* TASK ITEM:
Copy every line of the material precisely.

* DATA LISTING:

»»

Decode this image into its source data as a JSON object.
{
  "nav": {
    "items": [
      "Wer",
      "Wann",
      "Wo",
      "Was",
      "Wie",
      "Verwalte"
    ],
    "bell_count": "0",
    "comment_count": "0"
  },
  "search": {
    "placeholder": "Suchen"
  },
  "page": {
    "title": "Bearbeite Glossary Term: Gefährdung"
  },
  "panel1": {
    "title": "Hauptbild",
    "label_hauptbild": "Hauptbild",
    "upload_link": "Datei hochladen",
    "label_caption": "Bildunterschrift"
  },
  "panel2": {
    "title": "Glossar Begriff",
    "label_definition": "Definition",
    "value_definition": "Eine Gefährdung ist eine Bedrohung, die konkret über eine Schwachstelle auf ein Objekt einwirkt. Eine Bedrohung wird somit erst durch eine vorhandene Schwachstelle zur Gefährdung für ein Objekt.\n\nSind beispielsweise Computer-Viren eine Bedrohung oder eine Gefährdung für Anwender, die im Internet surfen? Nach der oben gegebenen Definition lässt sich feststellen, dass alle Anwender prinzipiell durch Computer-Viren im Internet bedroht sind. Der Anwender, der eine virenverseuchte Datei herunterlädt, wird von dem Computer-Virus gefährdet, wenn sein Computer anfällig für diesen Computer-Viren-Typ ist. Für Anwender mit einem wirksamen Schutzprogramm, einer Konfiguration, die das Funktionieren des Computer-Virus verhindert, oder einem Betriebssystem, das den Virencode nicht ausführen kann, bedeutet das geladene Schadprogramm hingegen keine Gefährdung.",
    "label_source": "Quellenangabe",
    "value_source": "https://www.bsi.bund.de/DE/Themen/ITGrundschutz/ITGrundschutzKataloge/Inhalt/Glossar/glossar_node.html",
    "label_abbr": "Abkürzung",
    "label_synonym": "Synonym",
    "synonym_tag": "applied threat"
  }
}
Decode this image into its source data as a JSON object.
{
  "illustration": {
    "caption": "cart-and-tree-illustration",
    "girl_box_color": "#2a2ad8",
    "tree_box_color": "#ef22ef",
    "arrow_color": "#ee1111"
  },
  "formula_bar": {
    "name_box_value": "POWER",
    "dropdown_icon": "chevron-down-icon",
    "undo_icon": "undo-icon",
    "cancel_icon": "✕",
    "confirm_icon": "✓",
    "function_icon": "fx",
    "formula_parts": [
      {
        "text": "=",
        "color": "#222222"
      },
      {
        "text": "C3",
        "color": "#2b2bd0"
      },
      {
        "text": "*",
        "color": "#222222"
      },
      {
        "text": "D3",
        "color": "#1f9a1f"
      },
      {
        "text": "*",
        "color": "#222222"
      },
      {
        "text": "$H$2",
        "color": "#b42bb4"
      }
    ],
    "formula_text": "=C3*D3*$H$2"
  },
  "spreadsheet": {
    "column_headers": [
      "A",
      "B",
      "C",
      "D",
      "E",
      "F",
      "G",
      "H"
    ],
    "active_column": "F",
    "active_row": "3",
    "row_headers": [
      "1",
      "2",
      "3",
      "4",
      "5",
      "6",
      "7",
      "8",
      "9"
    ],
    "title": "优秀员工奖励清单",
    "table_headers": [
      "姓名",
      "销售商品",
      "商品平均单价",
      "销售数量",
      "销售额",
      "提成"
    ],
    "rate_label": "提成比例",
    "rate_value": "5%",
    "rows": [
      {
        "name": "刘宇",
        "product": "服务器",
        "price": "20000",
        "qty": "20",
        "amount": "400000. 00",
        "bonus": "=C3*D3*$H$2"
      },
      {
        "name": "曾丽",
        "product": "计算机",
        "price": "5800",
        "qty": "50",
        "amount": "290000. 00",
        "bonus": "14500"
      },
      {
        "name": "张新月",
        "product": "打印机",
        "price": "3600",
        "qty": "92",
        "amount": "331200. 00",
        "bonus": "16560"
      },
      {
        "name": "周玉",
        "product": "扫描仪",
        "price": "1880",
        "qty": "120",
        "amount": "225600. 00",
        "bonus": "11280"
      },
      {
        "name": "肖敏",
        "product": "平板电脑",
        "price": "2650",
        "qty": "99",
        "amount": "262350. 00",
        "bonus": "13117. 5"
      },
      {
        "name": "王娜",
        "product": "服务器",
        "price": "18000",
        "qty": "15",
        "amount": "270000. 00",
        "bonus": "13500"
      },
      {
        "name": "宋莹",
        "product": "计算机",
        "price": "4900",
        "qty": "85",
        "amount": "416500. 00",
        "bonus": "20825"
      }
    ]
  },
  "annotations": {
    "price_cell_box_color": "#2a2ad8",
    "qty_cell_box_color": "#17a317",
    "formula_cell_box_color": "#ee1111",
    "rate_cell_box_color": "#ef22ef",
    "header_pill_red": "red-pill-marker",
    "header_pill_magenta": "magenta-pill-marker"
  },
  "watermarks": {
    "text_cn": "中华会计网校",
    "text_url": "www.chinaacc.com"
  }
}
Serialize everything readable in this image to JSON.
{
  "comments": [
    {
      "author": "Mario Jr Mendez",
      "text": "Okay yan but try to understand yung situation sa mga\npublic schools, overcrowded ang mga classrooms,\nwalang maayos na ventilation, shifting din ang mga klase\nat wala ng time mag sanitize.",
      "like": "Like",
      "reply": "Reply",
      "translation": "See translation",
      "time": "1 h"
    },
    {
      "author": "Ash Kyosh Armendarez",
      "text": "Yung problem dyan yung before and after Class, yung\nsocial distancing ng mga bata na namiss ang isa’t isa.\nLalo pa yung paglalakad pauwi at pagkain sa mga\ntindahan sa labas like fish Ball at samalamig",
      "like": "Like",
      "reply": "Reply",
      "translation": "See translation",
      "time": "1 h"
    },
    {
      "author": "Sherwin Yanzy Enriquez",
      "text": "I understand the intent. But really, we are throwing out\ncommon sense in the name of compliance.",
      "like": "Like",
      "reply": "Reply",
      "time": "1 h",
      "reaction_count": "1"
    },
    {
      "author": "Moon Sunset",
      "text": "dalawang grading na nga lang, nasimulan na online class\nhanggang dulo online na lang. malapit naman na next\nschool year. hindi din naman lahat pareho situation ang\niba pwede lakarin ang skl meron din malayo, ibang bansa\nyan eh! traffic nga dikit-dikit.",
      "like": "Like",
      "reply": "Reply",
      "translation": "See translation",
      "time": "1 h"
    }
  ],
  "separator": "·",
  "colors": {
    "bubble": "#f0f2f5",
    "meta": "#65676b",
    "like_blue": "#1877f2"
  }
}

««

* YOUR SOLUTION:
Decode this image into its source data as a JSON object.
{
  "nav": {
    "items": [
      "Wer",
      "Wann",
      "Wo",
      "Was",
      "Wie",
      "Verwalte"
    ],
    "bell_count": "0",
    "comment_count": "0"
  },
  "search": {
    "placeholder": "Suchen"
  },
  "page": {
    "title": "Bearbeite Glossary Term: Gefährdung"
  },
  "panel1": {
    "title": "Hauptbild",
    "label_hauptbild": "Hauptbild",
    "upload_link": "Datei hochladen",
    "label_caption": "Bildunterschrift"
  },
  "panel2": {
    "title": "Glossar Begriff",
    "label_definition": "Definition",
    "value_definition": "Eine Gefährdung ist eine Bedrohung, die konkret über eine Schwachstelle auf ein Objekt einwirkt. Eine Bedrohung wird somit erst durch eine vorhandene Schwachstelle zur Gefährdung für ein Objekt.\n\nSind beispielsweise Computer-Viren eine Bedrohung oder eine Gefährdung für Anwender, die im Internet surfen? Nach der oben gegebenen Definition lässt sich feststellen, dass alle Anwender prinzipiell durch Computer-Viren im Internet bedroht sind. Der Anwender, der eine virenverseuchte Datei herunterlädt, wird von dem Computer-Virus gefährdet, wenn sein Computer anfällig für diesen Computer-Viren-Typ ist. Für Anwender mit einem wirksamen Schutzprogramm, einer Konfiguration, die das Funktionieren des Computer-Virus verhindert, oder einem Betriebssystem, das den Virencode nicht ausführen kann, bedeutet das geladene Schadprogramm hingegen keine Gefährdung.",
    "label_source": "Quellenangabe",
    "value_source": "https://www.bsi.bund.de/DE/Themen/ITGrundschutz/ITGrundschutzKataloge/Inhalt/Glossar/glossar_node.html",
    "label_abbr": "Abkürzung",
    "label_synonym": "Synonym",
    "synonym_tag": "applied threat"
  }
}
Decode this image into its source data as a JSON object.
{
  "illustration": {
    "caption": "cart-and-tree-illustration",
    "girl_box_color": "#2a2ad8",
    "tree_box_color": "#ef22ef",
    "arrow_color": "#ee1111"
  },
  "formula_bar": {
    "name_box_value": "POWER",
    "dropdown_icon": "chevron-down-icon",
    "undo_icon": "undo-icon",
    "cancel_icon": "✕",
    "confirm_icon": "✓",
    "function_icon": "fx",
    "formula_parts": [
      {
        "text": "=",
        "color": "#222222"
      },
      {
        "text": "C3",
        "color": "#2b2bd0"
      },
      {
        "text": "*",
        "color": "#222222"
      },
      {
        "text": "D3",
        "color": "#1f9a1f"
      },
      {
        "text": "*",
        "color": "#222222"
      },
      {
        "text": "$H$2",
        "color": "#b42bb4"
      }
    ],
    "formula_text": "=C3*D3*$H$2"
  },
  "spreadsheet": {
    "column_headers": [
      "A",
      "B",
      "C",
      "D",
      "E",
      "F",
      "G",
      "H"
    ],
    "active_column": "F",
    "active_row": "3",
    "row_headers": [
      "1",
      "2",
      "3",
      "4",
      "5",
      "6",
      "7",
      "8",
      "9"
    ],
    "title": "优秀员工奖励清单",
    "table_headers": [
      "姓名",
      "销售商品",
      "商品平均单价",
      "销售数量",
      "销售额",
      "提成"
    ],
    "rate_label": "提成比例",
    "rate_value": "5%",
    "rows": [
      {
        "name": "刘宇",
        "product": "服务器",
        "price": "20000",
        "qty": "20",
        "amount": "400000. 00",
        "bonus": "=C3*D3*$H$2"
      },
      {
        "name": "曾丽",
        "product": "计算机",
        "price": "5800",
        "qty": "50",
        "amount": "290000. 00",
        "bonus": "14500"
      },
      {
        "name": "张新月",
        "product": "打印机",
        "price": "3600",
        "qty": "92",
        "amount": "331200. 00",
        "bonus": "16560"
      },
      {
        "name": "周玉",
        "product": "扫描仪",
        "price": "1880",
        "qty": "120",
        "amount": "225600. 00",
        "bonus": "11280"
      },
      {
        "name": "肖敏",
        "product": "平板电脑",
        "price": "2650",
        "qty": "99",
        "amount": "262350. 00",
        "bonus": "13117. 5"
      },
      {
        "name": "王娜",
        "product": "服务器",
        "price": "18000",
        "qty": "15",
        "amount": "270000. 00",
        "bonus": "13500"
      },
      {
        "name": "宋莹",
        "product": "计算机",
        "price": "4900",
        "qty": "85",
        "amount": "416500. 00",
        "bonus": "20825"
      }
    ]
  },
  "annotations": {
    "price_cell_box_color": "#2a2ad8",
    "qty_cell_box_color": "#17a317",
    "formula_cell_box_color": "#ee1111",
    "rate_cell_box_color": "#ef22ef",
    "header_pill_red": "red-pill-marker",
    "header_pill_magenta": "magenta-pill-marker"
  },
  "watermarks": {
    "text_cn": "中华会计网校",
    "text_url": "www.chinaacc.com"
  }
}
Serialize everything readable in this image to JSON.
{
  "comments": [
    {
      "author": "Mario Jr Mendez",
      "text": "Okay yan but try to understand yung situation sa mga\npublic schools, overcrowded ang mga classrooms,\nwalang maayos na ventilation, shifting din ang mga klase\nat wala ng time mag sanitize.",
      "like": "Like",
      "reply": "Reply",
      "translation": "See translation",
      "time": "1 h"
    },
    {
      "author": "Ash Kyosh Armendarez",
      "text": "Yung problem dyan yung before and after Class, yung\nsocial distancing ng mga bata na namiss ang isa’t isa.\nLalo pa yung paglalakad pauwi at pagkain sa mga\ntindahan sa labas like fish Ball at samalamig",
      "like": "Like",
      "reply": "Reply",
      "translation": "See translation",
      "time": "1 h"
    },
    {
      "author": "Sherwin Yanzy Enriquez",
      "text": "I understand the intent. But really, we are throwing out\ncommon sense in the name of compliance.",
      "like": "Like",
      "reply": "Reply",
      "time": "1 h",
      "reaction_count": "1"
    },
    {
      "author": "Moon Sunset",
      "text": "dalawang grading na nga lang, nasimulan na online class\nhanggang dulo online na lang. malapit naman na next\nschool year. hindi din naman lahat pareho situation ang\niba pwede lakarin ang skl meron din malayo, ibang bansa\nyan eh! traffic nga dikit-dikit.",
      "like": "Like",
      "reply": "Reply",
      "translation": "See translation",
      "time": "1 h"
    }
  ],
  "separator": "·",
  "colors": {
    "bubble": "#f0f2f5",
    "meta": "#65676b",
    "like_blue": "#1877f2"
  }
}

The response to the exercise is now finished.